DATA RECORDS:

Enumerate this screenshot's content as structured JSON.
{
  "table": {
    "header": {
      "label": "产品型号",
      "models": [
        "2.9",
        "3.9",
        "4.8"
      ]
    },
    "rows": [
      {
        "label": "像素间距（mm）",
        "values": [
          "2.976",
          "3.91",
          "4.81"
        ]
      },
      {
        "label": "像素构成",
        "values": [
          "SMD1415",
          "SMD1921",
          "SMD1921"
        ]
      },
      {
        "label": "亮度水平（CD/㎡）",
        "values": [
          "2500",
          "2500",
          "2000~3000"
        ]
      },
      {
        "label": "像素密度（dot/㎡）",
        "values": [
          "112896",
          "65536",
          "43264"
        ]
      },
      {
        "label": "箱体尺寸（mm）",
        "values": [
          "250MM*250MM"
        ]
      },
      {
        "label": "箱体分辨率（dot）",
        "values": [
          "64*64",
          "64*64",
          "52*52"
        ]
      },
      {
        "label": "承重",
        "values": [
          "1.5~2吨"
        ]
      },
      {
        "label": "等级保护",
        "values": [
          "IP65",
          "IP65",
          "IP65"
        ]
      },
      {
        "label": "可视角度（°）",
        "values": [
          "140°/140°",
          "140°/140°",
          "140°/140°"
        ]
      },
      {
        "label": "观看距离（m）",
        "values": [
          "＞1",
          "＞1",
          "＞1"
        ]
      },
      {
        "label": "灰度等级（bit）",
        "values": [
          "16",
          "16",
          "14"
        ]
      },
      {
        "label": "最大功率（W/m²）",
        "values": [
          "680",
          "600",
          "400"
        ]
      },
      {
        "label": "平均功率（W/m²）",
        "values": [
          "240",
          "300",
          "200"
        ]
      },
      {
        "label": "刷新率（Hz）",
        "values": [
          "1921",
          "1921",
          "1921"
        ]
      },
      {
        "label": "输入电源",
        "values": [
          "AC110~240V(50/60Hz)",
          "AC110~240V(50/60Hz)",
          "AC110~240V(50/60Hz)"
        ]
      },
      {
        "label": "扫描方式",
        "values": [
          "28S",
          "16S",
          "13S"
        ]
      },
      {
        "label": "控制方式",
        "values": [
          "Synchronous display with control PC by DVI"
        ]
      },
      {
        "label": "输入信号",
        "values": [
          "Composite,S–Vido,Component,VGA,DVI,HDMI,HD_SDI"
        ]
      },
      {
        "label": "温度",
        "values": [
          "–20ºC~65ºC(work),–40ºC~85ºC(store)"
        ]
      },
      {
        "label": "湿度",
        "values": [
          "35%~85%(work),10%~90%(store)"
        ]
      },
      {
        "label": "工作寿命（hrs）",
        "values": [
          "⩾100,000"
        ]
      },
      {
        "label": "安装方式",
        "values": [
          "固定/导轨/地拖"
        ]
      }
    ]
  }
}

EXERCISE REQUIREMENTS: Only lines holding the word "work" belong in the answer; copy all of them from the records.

EXERCISE ANSWER:
          "–20ºC~65ºC(work),–40ºC~85ºC(store)"
          "35%~85%(work),10%~90%(store)"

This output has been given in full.